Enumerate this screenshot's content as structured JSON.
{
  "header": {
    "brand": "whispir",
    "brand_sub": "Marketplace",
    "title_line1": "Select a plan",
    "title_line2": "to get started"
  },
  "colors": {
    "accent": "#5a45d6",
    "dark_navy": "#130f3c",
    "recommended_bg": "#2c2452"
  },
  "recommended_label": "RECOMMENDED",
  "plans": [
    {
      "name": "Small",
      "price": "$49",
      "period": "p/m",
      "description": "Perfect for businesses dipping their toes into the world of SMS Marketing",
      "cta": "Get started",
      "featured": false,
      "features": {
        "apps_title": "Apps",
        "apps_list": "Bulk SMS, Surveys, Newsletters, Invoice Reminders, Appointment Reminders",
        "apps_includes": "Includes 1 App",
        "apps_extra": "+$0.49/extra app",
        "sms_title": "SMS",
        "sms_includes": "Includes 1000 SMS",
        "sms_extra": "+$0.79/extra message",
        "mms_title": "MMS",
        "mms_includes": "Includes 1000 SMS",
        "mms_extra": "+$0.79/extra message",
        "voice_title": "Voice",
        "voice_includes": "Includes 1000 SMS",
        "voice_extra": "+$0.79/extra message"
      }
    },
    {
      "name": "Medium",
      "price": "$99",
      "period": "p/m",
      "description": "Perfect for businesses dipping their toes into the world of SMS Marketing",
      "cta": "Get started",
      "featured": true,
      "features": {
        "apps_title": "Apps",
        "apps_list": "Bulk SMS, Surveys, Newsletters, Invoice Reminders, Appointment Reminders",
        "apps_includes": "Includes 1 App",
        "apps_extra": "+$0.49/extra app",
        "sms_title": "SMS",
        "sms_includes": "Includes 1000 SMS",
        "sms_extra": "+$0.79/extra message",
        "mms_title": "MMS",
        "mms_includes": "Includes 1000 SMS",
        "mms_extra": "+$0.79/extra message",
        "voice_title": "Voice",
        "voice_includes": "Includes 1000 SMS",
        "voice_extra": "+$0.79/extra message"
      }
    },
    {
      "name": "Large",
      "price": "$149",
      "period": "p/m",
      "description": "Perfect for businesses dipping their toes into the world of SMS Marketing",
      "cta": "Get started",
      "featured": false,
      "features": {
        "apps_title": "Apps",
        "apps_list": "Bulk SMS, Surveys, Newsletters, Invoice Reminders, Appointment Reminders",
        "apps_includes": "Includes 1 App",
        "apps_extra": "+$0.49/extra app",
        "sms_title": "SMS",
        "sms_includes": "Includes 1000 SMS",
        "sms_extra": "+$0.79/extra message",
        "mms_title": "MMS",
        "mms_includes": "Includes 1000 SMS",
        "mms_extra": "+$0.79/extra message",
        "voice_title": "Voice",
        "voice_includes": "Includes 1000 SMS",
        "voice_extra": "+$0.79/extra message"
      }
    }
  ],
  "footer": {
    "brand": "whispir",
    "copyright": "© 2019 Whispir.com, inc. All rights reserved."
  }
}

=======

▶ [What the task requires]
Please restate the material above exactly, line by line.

▶ [Solution below]
Enumerate this screenshot's content as structured JSON.
{
  "header": {
    "brand": "whispir",
    "brand_sub": "Marketplace",
    "title_line1": "Select a plan",
    "title_line2": "to get started"
  },
  "colors": {
    "accent": "#5a45d6",
    "dark_navy": "#130f3c",
    "recommended_bg": "#2c2452"
  },
  "recommended_label": "RECOMMENDED",
  "plans": [
    {
      "name": "Small",
      "price": "$49",
      "period": "p/m",
      "description": "Perfect for businesses dipping their toes into the world of SMS Marketing",
      "cta": "Get started",
      "featured": false,
      "features": {
        "apps_title": "Apps",
        "apps_list": "Bulk SMS, Surveys, Newsletters, Invoice Reminders, Appointment Reminders",
        "apps_includes": "Includes 1 App",
        "apps_extra": "+$0.49/extra app",
        "sms_title": "SMS",
        "sms_includes": "Includes 1000 SMS",
        "sms_extra": "+$0.79/extra message",
        "mms_title": "MMS",
        "mms_includes": "Includes 1000 SMS",
        "mms_extra": "+$0.79/extra message",
        "voice_title": "Voice",
        "voice_includes": "Includes 1000 SMS",
        "voice_extra": "+$0.79/extra message"
      }
    },
    {
      "name": "Medium",
      "price": "$99",
      "period": "p/m",
      "description": "Perfect for businesses dipping their toes into the world of SMS Marketing",
      "cta": "Get started",
      "featured": true,
      "features": {
        "apps_title": "Apps",
        "apps_list": "Bulk SMS, Surveys, Newsletters, Invoice Reminders, Appointment Reminders",
        "apps_includes": "Includes 1 App",
        "apps_extra": "+$0.49/extra app",
        "sms_title": "SMS",
        "sms_includes": "Includes 1000 SMS",
        "sms_extra": "+$0.79/extra message",
        "mms_title": "MMS",
        "mms_includes": "Includes 1000 SMS",
        "mms_extra": "+$0.79/extra message",
        "voice_title": "Voice",
        "voice_includes": "Includes 1000 SMS",
        "voice_extra": "+$0.79/extra message"
      }
    },
    {
      "name": "Large",
      "price": "$149",
      "period": "p/m",
      "description": "Perfect for businesses dipping their toes into the world of SMS Marketing",
      "cta": "Get started",
      "featured": false,
      "features": {
        "apps_title": "Apps",
        "apps_list": "Bulk SMS, Surveys, Newsletters, Invoice Reminders, Appointment Reminders",
        "apps_includes": "Includes 1 App",
        "apps_extra": "+$0.49/extra app",
        "sms_title": "SMS",
        "sms_includes": "Includes 1000 SMS",
        "sms_extra": "+$0.79/extra message",
        "mms_title": "MMS",
        "mms_includes": "Includes 1000 SMS",
        "mms_extra": "+$0.79/extra message",
        "voice_title": "Voice",
        "voice_includes": "Includes 1000 SMS",
        "voice_extra": "+$0.79/extra message"
      }
    }
  ],
  "footer": {
    "brand": "whispir",
    "copyright": "© 2019 Whispir.com, inc. All rights reserved."
  }
}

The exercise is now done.